In addition to becoming a household name for his illicit activities, Capone also had a major impact on fashion. His three-piece suits, large jackets, and straight-brimmed fedoras became iconic symbols of the “bad boys” of the 1920s, 30s, and beyond. Thus, the fedora wasn’t just for gentleman and regular working class men; it was also for the gangsters who flaunted their wealth and status in broad daylight.

Dick Tracy’s Fedora

Though fictional, Dick Tracy was a comic strip character who stood in stark contrast to the gangsters of the early and mid-20th Century. An intelligent detective, Dick Tracy became a fan favorite among young boys and girls alike. In addition to his ability to solve seemingly unsolvable crimes, Dick Tracy was most notable for his yellow fedora and matching suit. The character would later be portrayed by various actors in both television and film, most notably Warren Beatty in the 1990 movie adaptation.

Bear Bryant Fedora

Fedoras are not just for movie stars and famous criminals. One of the most well-known people to maintain the fedora fashion in the middle of the 20th Century was Bear Bryant, the long-time coach of the University of Alabama football team. Unlike fedoras popularized in years past, Paul William "Bear" Bryant was frequently seen in a short-brimmed fedora with a black and white checkered pattern.
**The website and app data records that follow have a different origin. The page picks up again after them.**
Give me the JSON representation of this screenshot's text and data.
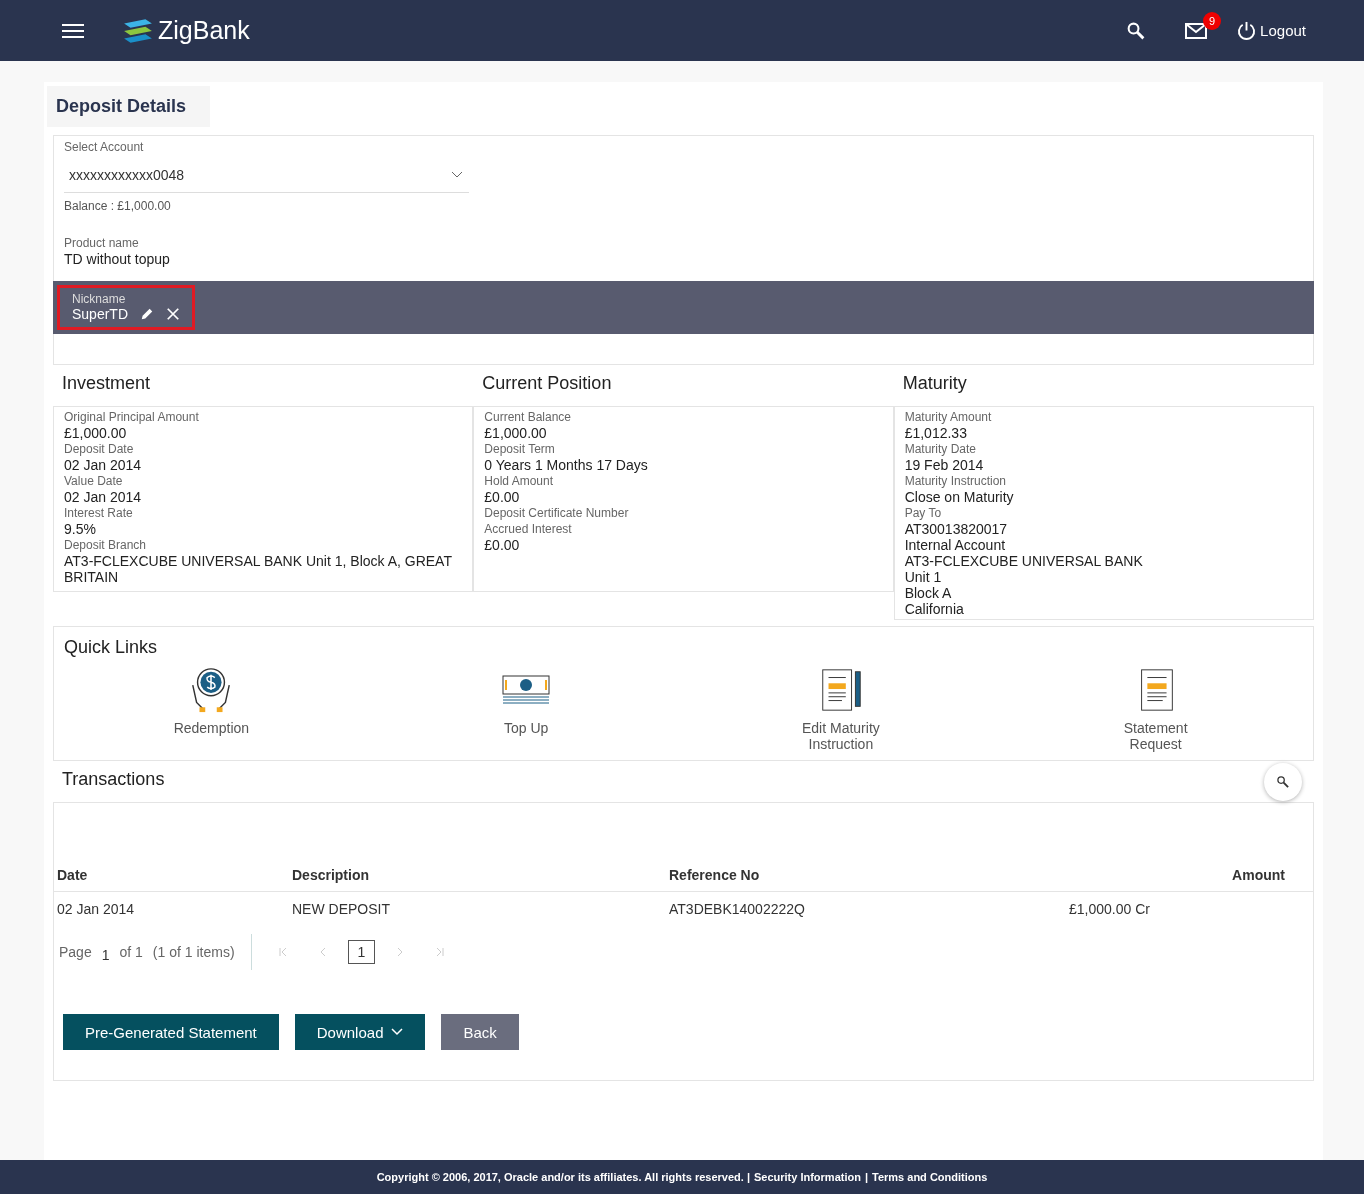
{
  "header": {
    "brand": "ZigBank",
    "mail_badge": "9",
    "logout": "Logout"
  },
  "page_title": "Deposit Details",
  "account": {
    "label": "Select Account",
    "value": "xxxxxxxxxxxx0048",
    "balance": "Balance : £1,000.00",
    "product_label": "Product name",
    "product": "TD without topup"
  },
  "nickname": {
    "label": "Nickname",
    "value": "SuperTD"
  },
  "sections": [
    {
      "title": "Investment",
      "fields": [
        {
          "label": "Original Principal Amount",
          "lines": [
            "£1,000.00"
          ]
        },
        {
          "label": "Deposit Date",
          "lines": [
            "02 Jan 2014"
          ]
        },
        {
          "label": "Value Date",
          "lines": [
            "02 Jan 2014"
          ]
        },
        {
          "label": "Interest Rate",
          "lines": [
            "9.5%"
          ]
        },
        {
          "label": "Deposit Branch",
          "lines": [
            "AT3-FCLEXCUBE UNIVERSAL BANK Unit 1, Block A, GREAT BRITAIN"
          ]
        }
      ]
    },
    {
      "title": "Current Position",
      "fields": [
        {
          "label": "Current Balance",
          "lines": [
            "£1,000.00"
          ]
        },
        {
          "label": "Deposit Term",
          "lines": [
            "0 Years 1 Months 17 Days"
          ]
        },
        {
          "label": "Hold Amount",
          "lines": [
            "£0.00"
          ]
        },
        {
          "label": "Deposit Certificate Number"
        },
        {
          "label": "Accrued Interest",
          "lines": [
            "£0.00"
          ]
        }
      ]
    },
    {
      "title": "Maturity",
      "fields": [
        {
          "label": "Maturity Amount",
          "lines": [
            "£1,012.33"
          ]
        },
        {
          "label": "Maturity Date",
          "lines": [
            "19 Feb 2014"
          ]
        },
        {
          "label": "Maturity Instruction",
          "lines": [
            "Close on Maturity"
          ]
        },
        {
          "label": "Pay To",
          "lines": [
            "AT30013820017",
            "Internal Account",
            "AT3-FCLEXCUBE UNIVERSAL BANK",
            "Unit 1",
            "Block A",
            "California"
          ]
        }
      ]
    }
  ],
  "quick_links": {
    "title": "Quick Links",
    "items": [
      {
        "kind": "hands",
        "label": "Redemption"
      },
      {
        "kind": "cash",
        "label": "Top Up"
      },
      {
        "kind": "pen",
        "label": "Edit Maturity Instruction"
      },
      {
        "kind": "doc",
        "label": "Statement Request"
      }
    ]
  },
  "transactions": {
    "title": "Transactions",
    "columns": [
      "Date",
      "Description",
      "Reference No",
      "Amount"
    ],
    "rows": [
      {
        "date": "02 Jan 2014",
        "description": "NEW DEPOSIT",
        "reference": "AT3DEBK14002222Q",
        "amount": "£1,000.00 Cr"
      }
    ],
    "pager": {
      "page_label": "Page",
      "page": "1",
      "of": "of 1",
      "items": "(1 of 1 items)",
      "current": "1"
    }
  },
  "buttons": [
    {
      "kind": "primary",
      "label": "Pre-Generated Statement"
    },
    {
      "kind": "dropdown",
      "label": "Download"
    },
    {
      "kind": "secondary",
      "label": "Back"
    }
  ],
  "footer": {
    "copyright": "Copyright © 2006, 2017, Oracle and/or its affiliates. All rights reserved. |",
    "links": [
      "Security Information",
      "|",
      "Terms and Conditions"
    ]
  }
}
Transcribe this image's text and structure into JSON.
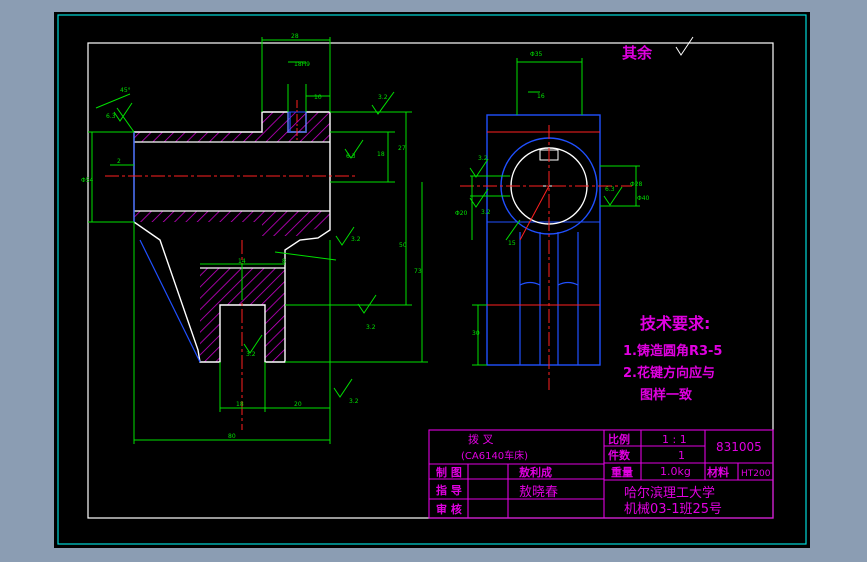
{
  "drawing": {
    "surface_note": "其余",
    "dimensions": {
      "d28": "28",
      "d18": "18",
      "d10": "10",
      "d16": "16",
      "d27": "27",
      "d50": "50",
      "d73": "73",
      "d80": "80",
      "d14": "14",
      "d20": "20",
      "d8": "8",
      "d18h": "18H9",
      "d20h": "20",
      "d32": "32",
      "d16b": "16",
      "d30": "30",
      "dia54": "Φ54",
      "dia28": "Φ28",
      "dia35": "Φ35",
      "dia20": "Φ20",
      "dia40": "Φ40",
      "d15": "15",
      "d8b": "8",
      "d45": "45°",
      "d2": "2",
      "d63": "6.3",
      "d63b": "6.3",
      "d32b": "3.2",
      "d32c": "3.2",
      "d32d": "3.2",
      "d32e": "3.2",
      "d32f": "3.2",
      "d32g": "3.2",
      "d63c": "6.3",
      "d125": "12.5",
      "d32h": "3.2"
    },
    "tech_requirements": {
      "title": "技术要求:",
      "item1": "1.铸造圆角R3-5",
      "item2": "2.花键方向应与",
      "item3": "图样一致"
    }
  },
  "title_block": {
    "part_name": "拨    叉",
    "part_sub": "(CA6140车床)",
    "scale_label": "比例",
    "scale_value": "1 : 1",
    "qty_label": "件数",
    "qty_value": "1",
    "drawing_no": "831005",
    "drawn_label": "制    图",
    "drawn_by": "敖利成",
    "weight_label": "重量",
    "weight_value": "1.0kg",
    "material_label": "材料",
    "material_value": "HT200",
    "guide_label": "指    导",
    "guide_by": "敖晓春",
    "school": "哈尔滨理工大学",
    "class": "机械03-1班25号",
    "review_label": "审    核"
  }
}
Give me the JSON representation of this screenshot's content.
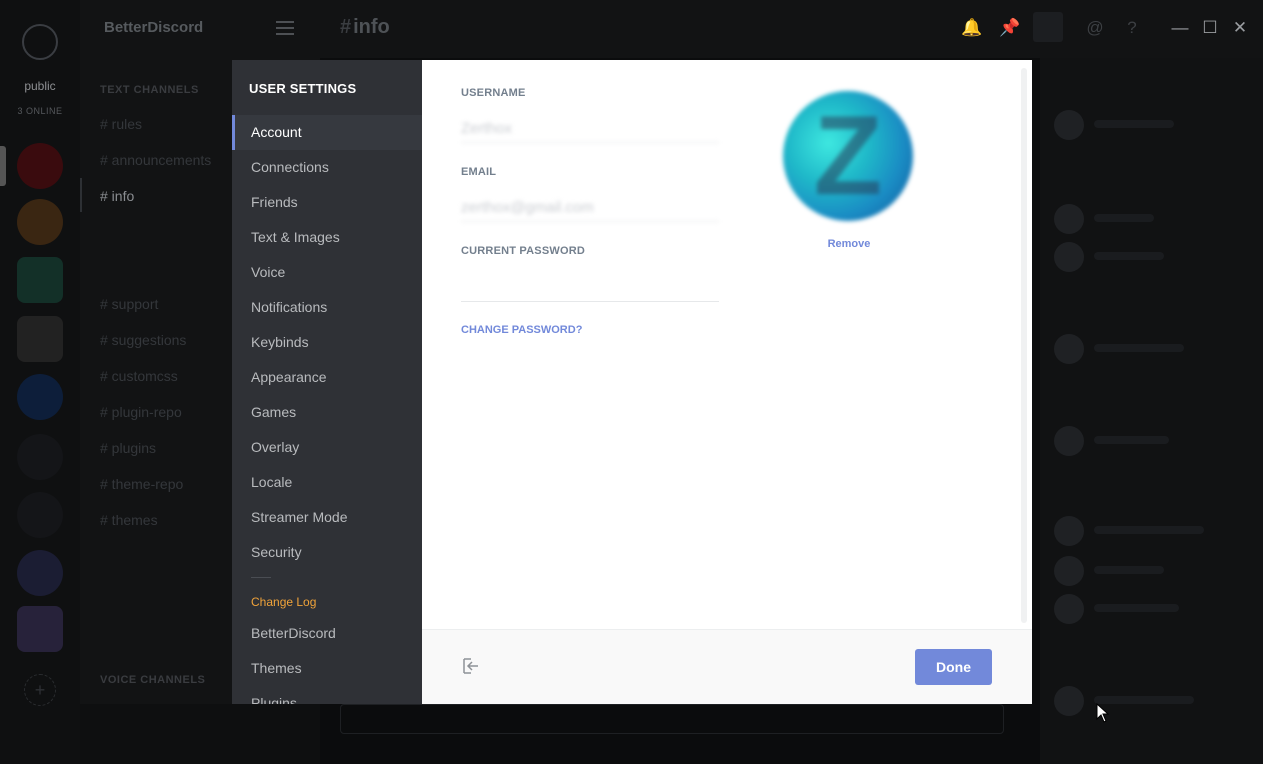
{
  "background": {
    "guilds": {
      "public_label": "public",
      "online_label": "3 ONLINE"
    },
    "server_name": "BetterDiscord",
    "categories": {
      "text": "TEXT CHANNELS",
      "voice": "VOICE CHANNELS"
    },
    "channels": [
      "# rules",
      "# announcements",
      "# info",
      "# support",
      "# suggestions",
      "# customcss",
      "# plugin-repo",
      "# plugins",
      "# theme-repo",
      "# themes"
    ],
    "active_channel": "info",
    "topbar_title": "info",
    "topbar_hash": "#"
  },
  "modal": {
    "sidebar": {
      "header": "USER SETTINGS",
      "items": [
        {
          "label": "Account"
        },
        {
          "label": "Connections"
        },
        {
          "label": "Friends"
        },
        {
          "label": "Text & Images"
        },
        {
          "label": "Voice"
        },
        {
          "label": "Notifications"
        },
        {
          "label": "Keybinds"
        },
        {
          "label": "Appearance"
        },
        {
          "label": "Games"
        },
        {
          "label": "Overlay"
        },
        {
          "label": "Locale"
        },
        {
          "label": "Streamer Mode"
        },
        {
          "label": "Security"
        }
      ],
      "changelog": "Change Log",
      "extra_items": [
        {
          "label": "BetterDiscord"
        },
        {
          "label": "Themes"
        },
        {
          "label": "Plugins"
        }
      ]
    },
    "account": {
      "username_label": "USERNAME",
      "username_value": "Zerthox",
      "email_label": "EMAIL",
      "email_value": "zerthox@gmail.com",
      "password_label": "CURRENT PASSWORD",
      "password_value": "",
      "change_password": "CHANGE PASSWORD?",
      "remove_avatar": "Remove"
    },
    "footer": {
      "done": "Done"
    }
  },
  "colors": {
    "accent": "#7289da",
    "changelog": "#f0a33a",
    "sidebar": "#2f3136"
  }
}
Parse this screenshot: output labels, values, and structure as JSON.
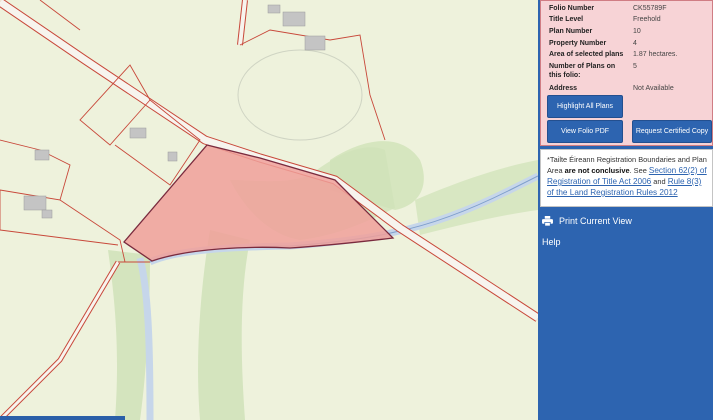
{
  "folio": {
    "rows": [
      {
        "label": "Folio Number",
        "value": "CK55789F"
      },
      {
        "label": "Title Level",
        "value": "Freehold"
      },
      {
        "label": "Plan Number",
        "value": "10"
      },
      {
        "label": "Property Number",
        "value": "4"
      },
      {
        "label": "Area of selected plans",
        "value": "1.87 hectares."
      },
      {
        "label_line1": "Number of Plans on",
        "label_line2": "this folio:",
        "value": "5"
      },
      {
        "label": "Address",
        "value": "Not Available"
      }
    ],
    "buttons": {
      "highlight_all": "Highlight All Plans",
      "view_pdf": "View Folio PDF",
      "certified_copy": "Request Certified Copy"
    }
  },
  "disclaimer": {
    "line1": "*Tailte Éireann Registration Boundaries and Plan",
    "line2_pre": "Area ",
    "line2_bold": "are not conclusive",
    "line2_mid": ". See ",
    "line2_link": "Section 62(2) of",
    "line3_link_a": "Registration of Title Act 2006",
    "line3_mid": " and ",
    "line3_link_b": "Rule 8(3)",
    "line4_link": "of the Land Registration Rules 2012"
  },
  "menu": {
    "print": "Print Current View",
    "help": "Help"
  },
  "colors": {
    "map_background": "#eef2dc",
    "parcel_fill": "#f0a09a",
    "boundary": "#c8483a",
    "panel_blue": "#2d64b0",
    "folio_panel": "#f7d3d6"
  },
  "icons": {
    "print": "print-icon"
  }
}
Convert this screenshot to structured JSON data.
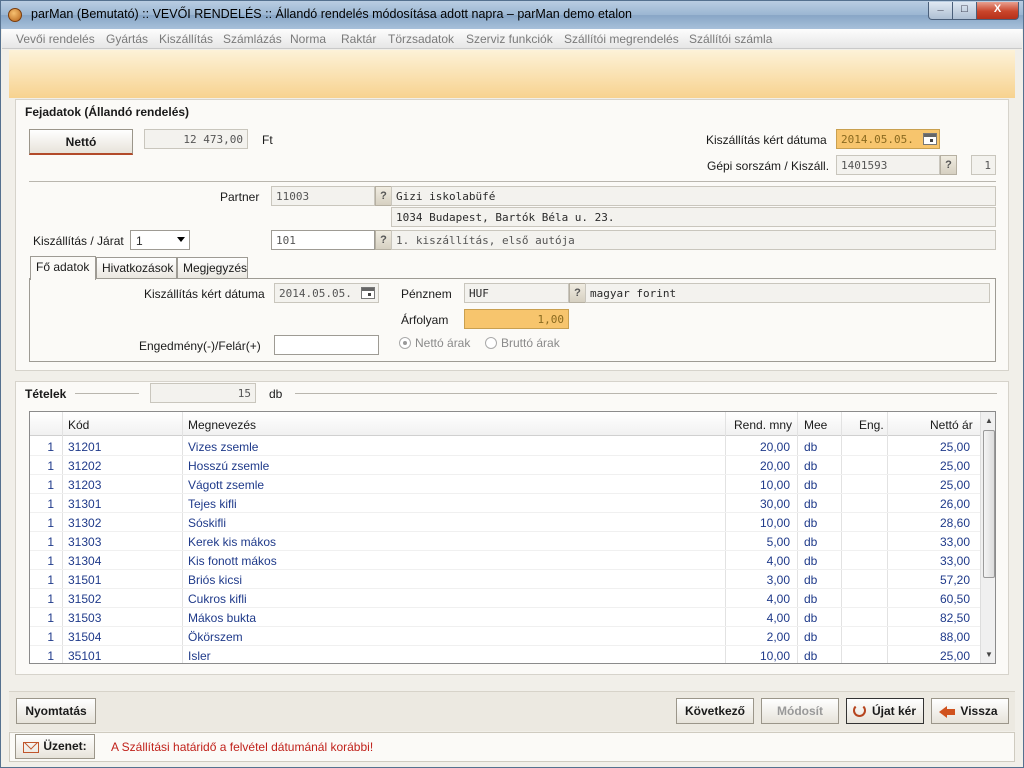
{
  "window": {
    "title": "parMan (Bemutató) :: VEVŐI RENDELÉS :: Állandó rendelés módosítása adott napra   –   parMan demo etalon",
    "min_glyph": "_",
    "max_glyph": "□",
    "close_glyph": "X"
  },
  "menu": [
    "Vevői rendelés",
    "Gyártás",
    "Kiszállítás",
    "Számlázás",
    "Norma",
    "Raktár",
    "Törzsadatok",
    "Szerviz funkciók",
    "Szállítói megrendelés",
    "Szállítói számla"
  ],
  "header": {
    "section_title": "Fejadatok (Állandó rendelés)",
    "netto_button": "Nettó",
    "netto_value": "12 473,00",
    "currency_unit": "Ft",
    "delivery_date_label": "Kiszállítás kért dátuma",
    "delivery_date": "2014.05.05.",
    "serial_label": "Gépi sorszám / Kiszáll.",
    "serial_value": "1401593",
    "serial_q": "?",
    "serial_count": "1",
    "partner_label": "Partner",
    "partner_code": "11003",
    "partner_q": "?",
    "partner_name": "Gizi iskolabüfé",
    "partner_address": "1034 Budapest, Bartók Béla u. 23.",
    "route_label": "Kiszállítás / Járat",
    "route_select": "1",
    "route_code": "101",
    "route_q": "?",
    "route_name": "1. kiszállítás, első autója"
  },
  "tabs": [
    "Fő adatok",
    "Hivatkozások",
    "Megjegyzés"
  ],
  "main_tab": {
    "delivery_date_label": "Kiszállítás kért dátuma",
    "delivery_date": "2014.05.05.",
    "discount_label": "Engedmény(-)/Felár(+)",
    "discount_value": "",
    "currency_label": "Pénznem",
    "currency_code": "HUF",
    "currency_q": "?",
    "currency_name": "magyar forint",
    "rate_label": "Árfolyam",
    "rate_value": "1,00",
    "radio_net": "Nettó árak",
    "radio_gross": "Bruttó árak"
  },
  "items": {
    "label": "Tételek",
    "count": "15",
    "unit": "db",
    "columns": [
      "Kód",
      "Megnevezés",
      "Rend. mny",
      "Mee",
      "Eng.",
      "Nettó ár"
    ],
    "rows": [
      {
        "n": "1",
        "code": "31201",
        "name": "Vizes zsemle",
        "qty": "20,00",
        "unit": "db",
        "eng": "",
        "price": "25,00"
      },
      {
        "n": "1",
        "code": "31202",
        "name": "Hosszú zsemle",
        "qty": "20,00",
        "unit": "db",
        "eng": "",
        "price": "25,00"
      },
      {
        "n": "1",
        "code": "31203",
        "name": "Vágott zsemle",
        "qty": "10,00",
        "unit": "db",
        "eng": "",
        "price": "25,00"
      },
      {
        "n": "1",
        "code": "31301",
        "name": "Tejes kifli",
        "qty": "30,00",
        "unit": "db",
        "eng": "",
        "price": "26,00"
      },
      {
        "n": "1",
        "code": "31302",
        "name": "Sóskifli",
        "qty": "10,00",
        "unit": "db",
        "eng": "",
        "price": "28,60"
      },
      {
        "n": "1",
        "code": "31303",
        "name": "Kerek kis mákos",
        "qty": "5,00",
        "unit": "db",
        "eng": "",
        "price": "33,00"
      },
      {
        "n": "1",
        "code": "31304",
        "name": "Kis fonott mákos",
        "qty": "4,00",
        "unit": "db",
        "eng": "",
        "price": "33,00"
      },
      {
        "n": "1",
        "code": "31501",
        "name": "Briós kicsi",
        "qty": "3,00",
        "unit": "db",
        "eng": "",
        "price": "57,20"
      },
      {
        "n": "1",
        "code": "31502",
        "name": "Cukros kifli",
        "qty": "4,00",
        "unit": "db",
        "eng": "",
        "price": "60,50"
      },
      {
        "n": "1",
        "code": "31503",
        "name": "Mákos bukta",
        "qty": "4,00",
        "unit": "db",
        "eng": "",
        "price": "82,50"
      },
      {
        "n": "1",
        "code": "31504",
        "name": "Ökörszem",
        "qty": "2,00",
        "unit": "db",
        "eng": "",
        "price": "88,00"
      },
      {
        "n": "1",
        "code": "35101",
        "name": "Isler",
        "qty": "10,00",
        "unit": "db",
        "eng": "",
        "price": "25,00"
      }
    ]
  },
  "buttons": {
    "print": "Nyomtatás",
    "next": "Következő",
    "modify": "Módosít",
    "new": "Újat kér",
    "back": "Vissza"
  },
  "message": {
    "label": "Üzenet:",
    "text": "A Szállítási határidő a felvétel dátumánál korábbi!"
  },
  "colors": {
    "message_text": "#c0221b",
    "highlight_field": "#f7c56d",
    "table_text": "#1f3a8a"
  }
}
Fedoras In The Late Twentieth Century

While fedoras had begun to fall out of fashion by the 1970s, one can never underestimate nostalgia for past trends. This was most noticeable in films of the 1970s, 1980s, and even 1990s, in which characters would often wear classic fedoras from decades past. Since audiences often like to copy the styles of their favorite actors and characters, this naturally led to a small resurgence of the fedora in the latter half of the 20th Century.

Fedoras in Movies

Some of the most notable films that feature fedoras also happen to be some of the most popular movies ever made. For example, Al Pacino wore a fedora in The Godfather, which helped reignite the interest in “gangster” fashion. A few years later, Harrison Ford made the character of Indiana Jones even more iconic with his trusty whip and signature fedora hat. Though more feared than loved, the character of Freddy Kreuger also helped bring back the fedora in the popular horror film series, A Nightmare On Elm Street. Finally, Sam Neill continued the tradition of adventurers donning the classic fedora hat in the first Jurassic Park film.

Fedora Hats In Modern Fashion

It’s important to note that the fedora is not just a fashion that lived on during the 20th Century. In fact, the fedora has come back in a major way, becoming a classy way to remain in style in the contemporary world. Some of the most notable celebrities who continue to wear fedoras to red carpet events or simply out and about include Johnny Depp, Rihanna, Justin Timberlake, Brad Pitt, Kristen Bell, Pharrell Williams, and Beyonce.

We hope you enjoyed this guide on the history of the fedora hat! If you’d like to shop for a specific fedora hat or even create your own custom fedora hat, be sure to check out Bellissimo Hats today!